In what BJP sources considered was an “outright intervention” in their business, Uddhav asked why Advani was “denied” the “privilege” of choosing his constituency when the “others” were given one.

He complimented Advani for being in the pink of health despite his advanced age and for having an “unblemished” political image.

Sources said an “upset” BJP president Rajnath Singh phoned Uddhav, mentioned the editorial and asked if the Sena really intended to field its own candidates independent of the BJP in Uttar Pradesh and Bihar.

Sources said Uddhav was “non-committal” and that he was under “enormous pressure” from the state units to do so or “face a revolt”.

Rajnath told reporters nobody was “ignored” or “passed over” when candidates were nominated. He said none of the leaders, including himself, Narendra Modi, Sushma Swaraj and Jaitley, figured in the first list.

The 25-year-old Sena-BJP equation recently hit its roughest patch yet after Nitin Gadkari, the former BJP president, openly spoke of roping in the Maharashtra Navnirman Sena (MNS) in the Maharashtra coalition and then meeting the MNS chief, Raj Thackeray, quite a few times.

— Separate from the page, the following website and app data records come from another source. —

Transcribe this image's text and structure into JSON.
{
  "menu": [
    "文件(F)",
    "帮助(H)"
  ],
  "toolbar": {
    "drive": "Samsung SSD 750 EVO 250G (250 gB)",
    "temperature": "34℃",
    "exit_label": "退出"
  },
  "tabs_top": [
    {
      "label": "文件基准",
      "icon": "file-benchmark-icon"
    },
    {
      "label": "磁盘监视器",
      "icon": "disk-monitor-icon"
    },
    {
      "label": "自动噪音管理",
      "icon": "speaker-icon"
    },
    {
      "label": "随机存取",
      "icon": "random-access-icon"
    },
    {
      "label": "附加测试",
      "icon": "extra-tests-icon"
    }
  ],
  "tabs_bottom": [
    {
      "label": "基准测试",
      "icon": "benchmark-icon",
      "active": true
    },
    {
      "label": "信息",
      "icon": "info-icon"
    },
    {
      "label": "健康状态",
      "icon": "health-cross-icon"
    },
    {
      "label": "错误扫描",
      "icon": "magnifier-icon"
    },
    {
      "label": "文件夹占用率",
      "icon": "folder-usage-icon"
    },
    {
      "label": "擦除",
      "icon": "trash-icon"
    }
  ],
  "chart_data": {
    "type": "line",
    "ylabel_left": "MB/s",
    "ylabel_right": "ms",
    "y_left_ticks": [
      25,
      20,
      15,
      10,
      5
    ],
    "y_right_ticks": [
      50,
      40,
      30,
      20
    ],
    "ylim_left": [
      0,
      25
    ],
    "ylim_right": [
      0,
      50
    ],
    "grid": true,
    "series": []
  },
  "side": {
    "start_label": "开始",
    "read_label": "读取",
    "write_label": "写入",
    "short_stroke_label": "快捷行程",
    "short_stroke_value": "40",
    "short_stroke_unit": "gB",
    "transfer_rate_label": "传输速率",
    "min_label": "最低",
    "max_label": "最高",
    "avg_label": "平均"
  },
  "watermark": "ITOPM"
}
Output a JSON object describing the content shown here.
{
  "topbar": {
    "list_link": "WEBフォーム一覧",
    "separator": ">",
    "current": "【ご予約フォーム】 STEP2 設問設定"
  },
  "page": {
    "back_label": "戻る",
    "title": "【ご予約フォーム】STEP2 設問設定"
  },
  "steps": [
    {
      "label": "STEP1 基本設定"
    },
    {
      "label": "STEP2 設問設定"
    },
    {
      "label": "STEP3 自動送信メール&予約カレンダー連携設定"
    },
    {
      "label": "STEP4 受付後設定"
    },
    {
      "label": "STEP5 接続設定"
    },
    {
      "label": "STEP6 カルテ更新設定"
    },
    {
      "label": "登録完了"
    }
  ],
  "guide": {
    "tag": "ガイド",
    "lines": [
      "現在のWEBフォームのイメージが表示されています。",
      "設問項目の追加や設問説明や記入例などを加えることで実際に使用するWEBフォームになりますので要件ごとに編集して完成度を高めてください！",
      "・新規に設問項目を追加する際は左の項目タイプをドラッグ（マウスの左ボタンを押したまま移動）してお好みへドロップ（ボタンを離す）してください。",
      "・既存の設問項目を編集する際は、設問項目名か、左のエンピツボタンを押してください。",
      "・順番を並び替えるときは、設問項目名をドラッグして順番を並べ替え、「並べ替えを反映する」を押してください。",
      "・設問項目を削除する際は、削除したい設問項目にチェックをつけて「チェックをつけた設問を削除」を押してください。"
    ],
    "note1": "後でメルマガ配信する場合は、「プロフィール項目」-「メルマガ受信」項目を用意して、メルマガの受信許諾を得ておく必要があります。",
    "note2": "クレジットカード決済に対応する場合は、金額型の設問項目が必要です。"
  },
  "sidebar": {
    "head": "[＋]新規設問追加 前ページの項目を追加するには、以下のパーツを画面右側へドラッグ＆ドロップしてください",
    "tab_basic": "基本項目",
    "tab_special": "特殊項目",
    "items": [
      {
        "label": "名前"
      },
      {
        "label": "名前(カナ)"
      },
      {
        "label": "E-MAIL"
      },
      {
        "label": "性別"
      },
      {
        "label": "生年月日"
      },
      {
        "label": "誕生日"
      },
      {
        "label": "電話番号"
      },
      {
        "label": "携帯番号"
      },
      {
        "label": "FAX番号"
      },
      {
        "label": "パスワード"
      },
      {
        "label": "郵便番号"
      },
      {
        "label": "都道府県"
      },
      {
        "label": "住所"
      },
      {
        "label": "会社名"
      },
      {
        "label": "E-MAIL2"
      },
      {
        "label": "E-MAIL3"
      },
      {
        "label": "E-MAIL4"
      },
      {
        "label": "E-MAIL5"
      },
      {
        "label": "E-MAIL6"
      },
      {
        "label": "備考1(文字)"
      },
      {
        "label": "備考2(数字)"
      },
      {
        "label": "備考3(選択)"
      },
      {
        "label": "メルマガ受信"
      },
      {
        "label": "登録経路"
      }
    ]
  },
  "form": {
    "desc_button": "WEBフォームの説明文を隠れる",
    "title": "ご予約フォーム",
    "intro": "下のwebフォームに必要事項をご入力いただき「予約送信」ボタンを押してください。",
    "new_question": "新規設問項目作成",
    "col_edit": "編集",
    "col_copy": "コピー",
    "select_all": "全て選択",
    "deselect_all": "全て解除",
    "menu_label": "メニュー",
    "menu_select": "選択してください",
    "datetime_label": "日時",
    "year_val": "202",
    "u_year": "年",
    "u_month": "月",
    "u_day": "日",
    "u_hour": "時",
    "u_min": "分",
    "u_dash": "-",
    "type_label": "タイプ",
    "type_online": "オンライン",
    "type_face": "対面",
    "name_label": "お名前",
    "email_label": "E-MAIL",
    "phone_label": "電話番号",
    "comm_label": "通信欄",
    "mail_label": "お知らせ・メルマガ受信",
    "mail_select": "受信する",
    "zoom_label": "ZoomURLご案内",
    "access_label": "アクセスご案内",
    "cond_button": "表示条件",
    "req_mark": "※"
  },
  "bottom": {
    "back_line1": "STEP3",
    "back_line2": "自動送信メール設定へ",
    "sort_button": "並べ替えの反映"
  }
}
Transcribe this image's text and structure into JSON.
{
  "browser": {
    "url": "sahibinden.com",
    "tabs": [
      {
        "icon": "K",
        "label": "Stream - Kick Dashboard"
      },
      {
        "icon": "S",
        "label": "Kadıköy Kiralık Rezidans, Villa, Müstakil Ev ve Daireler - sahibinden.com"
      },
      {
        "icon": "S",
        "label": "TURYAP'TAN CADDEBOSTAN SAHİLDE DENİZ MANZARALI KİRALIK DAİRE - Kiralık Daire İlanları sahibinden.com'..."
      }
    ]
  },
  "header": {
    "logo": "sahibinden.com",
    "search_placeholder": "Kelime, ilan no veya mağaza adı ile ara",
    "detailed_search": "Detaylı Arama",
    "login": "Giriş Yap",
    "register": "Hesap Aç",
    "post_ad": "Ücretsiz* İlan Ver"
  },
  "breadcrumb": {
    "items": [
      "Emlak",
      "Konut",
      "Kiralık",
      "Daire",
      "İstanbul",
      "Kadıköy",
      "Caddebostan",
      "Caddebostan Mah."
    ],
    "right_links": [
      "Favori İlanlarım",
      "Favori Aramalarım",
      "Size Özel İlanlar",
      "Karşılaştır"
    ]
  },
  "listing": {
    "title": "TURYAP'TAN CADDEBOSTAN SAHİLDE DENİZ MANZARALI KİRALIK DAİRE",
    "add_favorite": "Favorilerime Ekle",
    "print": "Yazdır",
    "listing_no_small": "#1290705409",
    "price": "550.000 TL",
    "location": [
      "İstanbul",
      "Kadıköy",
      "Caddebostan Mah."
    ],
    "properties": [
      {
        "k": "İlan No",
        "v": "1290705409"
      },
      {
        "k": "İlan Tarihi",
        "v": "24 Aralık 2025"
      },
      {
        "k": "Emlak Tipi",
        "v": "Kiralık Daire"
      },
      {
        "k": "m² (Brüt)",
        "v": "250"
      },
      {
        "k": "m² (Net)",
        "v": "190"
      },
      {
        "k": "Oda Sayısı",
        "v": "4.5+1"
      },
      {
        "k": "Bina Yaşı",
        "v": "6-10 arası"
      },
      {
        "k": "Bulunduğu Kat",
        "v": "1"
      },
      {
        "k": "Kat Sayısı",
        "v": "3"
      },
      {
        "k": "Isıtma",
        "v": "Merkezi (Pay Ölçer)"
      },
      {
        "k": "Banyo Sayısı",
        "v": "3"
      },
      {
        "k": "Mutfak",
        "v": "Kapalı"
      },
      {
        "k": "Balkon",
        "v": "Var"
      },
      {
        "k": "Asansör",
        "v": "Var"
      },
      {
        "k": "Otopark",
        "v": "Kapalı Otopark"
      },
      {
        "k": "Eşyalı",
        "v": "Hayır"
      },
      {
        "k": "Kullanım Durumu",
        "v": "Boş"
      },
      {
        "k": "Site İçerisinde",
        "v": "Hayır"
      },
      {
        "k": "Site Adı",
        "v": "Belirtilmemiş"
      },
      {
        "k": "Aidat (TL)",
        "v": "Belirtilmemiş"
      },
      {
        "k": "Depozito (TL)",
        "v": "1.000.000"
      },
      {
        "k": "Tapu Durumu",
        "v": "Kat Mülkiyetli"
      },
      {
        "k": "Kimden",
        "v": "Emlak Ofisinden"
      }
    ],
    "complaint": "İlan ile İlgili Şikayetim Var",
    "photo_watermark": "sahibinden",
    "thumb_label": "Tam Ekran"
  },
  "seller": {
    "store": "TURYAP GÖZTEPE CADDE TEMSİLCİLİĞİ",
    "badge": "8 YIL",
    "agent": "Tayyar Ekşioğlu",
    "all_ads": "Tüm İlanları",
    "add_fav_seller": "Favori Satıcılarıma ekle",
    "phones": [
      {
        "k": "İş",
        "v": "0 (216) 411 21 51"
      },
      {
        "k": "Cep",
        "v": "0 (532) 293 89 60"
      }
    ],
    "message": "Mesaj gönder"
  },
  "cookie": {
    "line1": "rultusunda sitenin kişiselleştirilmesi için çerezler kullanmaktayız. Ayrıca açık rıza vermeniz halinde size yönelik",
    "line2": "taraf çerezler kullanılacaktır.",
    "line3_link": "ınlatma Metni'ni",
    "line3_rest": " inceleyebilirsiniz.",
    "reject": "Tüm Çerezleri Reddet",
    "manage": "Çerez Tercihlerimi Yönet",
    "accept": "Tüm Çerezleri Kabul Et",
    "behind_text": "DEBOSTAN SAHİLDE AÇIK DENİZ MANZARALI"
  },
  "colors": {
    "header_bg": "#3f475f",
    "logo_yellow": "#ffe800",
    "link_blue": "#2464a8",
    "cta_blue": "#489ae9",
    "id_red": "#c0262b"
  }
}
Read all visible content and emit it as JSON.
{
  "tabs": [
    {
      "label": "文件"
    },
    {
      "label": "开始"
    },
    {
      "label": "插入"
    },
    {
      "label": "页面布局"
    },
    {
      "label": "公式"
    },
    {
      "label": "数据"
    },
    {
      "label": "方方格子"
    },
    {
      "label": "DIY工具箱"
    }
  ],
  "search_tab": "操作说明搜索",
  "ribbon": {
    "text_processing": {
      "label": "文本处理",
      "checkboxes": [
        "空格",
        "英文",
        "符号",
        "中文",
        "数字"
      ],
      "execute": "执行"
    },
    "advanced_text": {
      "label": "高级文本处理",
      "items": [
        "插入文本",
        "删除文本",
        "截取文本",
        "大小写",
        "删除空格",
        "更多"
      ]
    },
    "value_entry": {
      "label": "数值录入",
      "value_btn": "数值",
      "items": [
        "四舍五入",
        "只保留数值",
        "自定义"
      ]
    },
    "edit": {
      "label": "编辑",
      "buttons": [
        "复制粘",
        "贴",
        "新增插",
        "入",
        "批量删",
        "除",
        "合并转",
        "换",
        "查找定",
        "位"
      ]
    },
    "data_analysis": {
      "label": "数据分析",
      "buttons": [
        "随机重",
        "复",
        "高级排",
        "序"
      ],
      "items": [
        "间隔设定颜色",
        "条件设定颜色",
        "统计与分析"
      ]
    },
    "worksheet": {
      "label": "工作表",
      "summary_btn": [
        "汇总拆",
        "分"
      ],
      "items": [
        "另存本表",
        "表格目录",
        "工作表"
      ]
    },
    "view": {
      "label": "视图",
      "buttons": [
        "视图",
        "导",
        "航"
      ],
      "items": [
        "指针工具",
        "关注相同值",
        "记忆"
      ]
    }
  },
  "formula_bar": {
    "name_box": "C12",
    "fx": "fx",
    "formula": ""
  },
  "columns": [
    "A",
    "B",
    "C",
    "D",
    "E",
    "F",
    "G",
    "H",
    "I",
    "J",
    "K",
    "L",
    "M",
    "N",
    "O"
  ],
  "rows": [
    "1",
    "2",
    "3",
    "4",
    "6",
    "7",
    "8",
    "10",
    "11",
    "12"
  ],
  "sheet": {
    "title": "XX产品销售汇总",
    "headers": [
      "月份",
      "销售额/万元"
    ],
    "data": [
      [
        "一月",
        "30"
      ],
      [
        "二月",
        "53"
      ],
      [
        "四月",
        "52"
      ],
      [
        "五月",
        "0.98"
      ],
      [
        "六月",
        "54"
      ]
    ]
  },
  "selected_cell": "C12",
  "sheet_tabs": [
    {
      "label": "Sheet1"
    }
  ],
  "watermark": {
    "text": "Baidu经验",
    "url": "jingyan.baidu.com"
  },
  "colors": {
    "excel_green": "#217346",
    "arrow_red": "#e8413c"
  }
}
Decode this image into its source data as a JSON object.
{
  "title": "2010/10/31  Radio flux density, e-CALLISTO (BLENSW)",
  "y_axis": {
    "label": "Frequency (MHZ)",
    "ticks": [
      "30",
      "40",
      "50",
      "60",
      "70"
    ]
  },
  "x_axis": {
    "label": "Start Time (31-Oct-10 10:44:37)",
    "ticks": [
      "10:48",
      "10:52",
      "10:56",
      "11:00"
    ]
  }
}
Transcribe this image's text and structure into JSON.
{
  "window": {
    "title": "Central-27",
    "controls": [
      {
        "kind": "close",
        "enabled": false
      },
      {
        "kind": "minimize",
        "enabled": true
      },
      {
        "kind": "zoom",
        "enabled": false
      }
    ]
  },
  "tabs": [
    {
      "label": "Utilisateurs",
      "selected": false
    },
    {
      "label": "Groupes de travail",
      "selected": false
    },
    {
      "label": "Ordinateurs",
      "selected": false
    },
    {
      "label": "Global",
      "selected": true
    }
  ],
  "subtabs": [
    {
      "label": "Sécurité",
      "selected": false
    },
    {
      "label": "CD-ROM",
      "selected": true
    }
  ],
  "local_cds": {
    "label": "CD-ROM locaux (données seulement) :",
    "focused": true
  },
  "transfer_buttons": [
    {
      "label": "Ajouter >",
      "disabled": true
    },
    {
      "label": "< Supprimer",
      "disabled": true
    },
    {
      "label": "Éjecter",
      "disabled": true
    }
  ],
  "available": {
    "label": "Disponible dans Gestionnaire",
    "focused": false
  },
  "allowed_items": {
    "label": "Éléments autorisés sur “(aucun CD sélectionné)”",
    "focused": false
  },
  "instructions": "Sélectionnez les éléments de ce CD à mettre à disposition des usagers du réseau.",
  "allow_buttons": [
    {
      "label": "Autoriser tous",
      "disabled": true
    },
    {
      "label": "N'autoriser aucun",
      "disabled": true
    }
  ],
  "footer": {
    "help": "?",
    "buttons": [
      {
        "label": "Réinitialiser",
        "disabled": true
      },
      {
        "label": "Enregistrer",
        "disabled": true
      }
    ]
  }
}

As long as Pramod Mahajan, also from Maharashtra, was around, he steered the BJP-Sena partnership through its ups and downs by reaching out to Bal Thackeray. After Mahajan died, there was nobody to step into his shoes.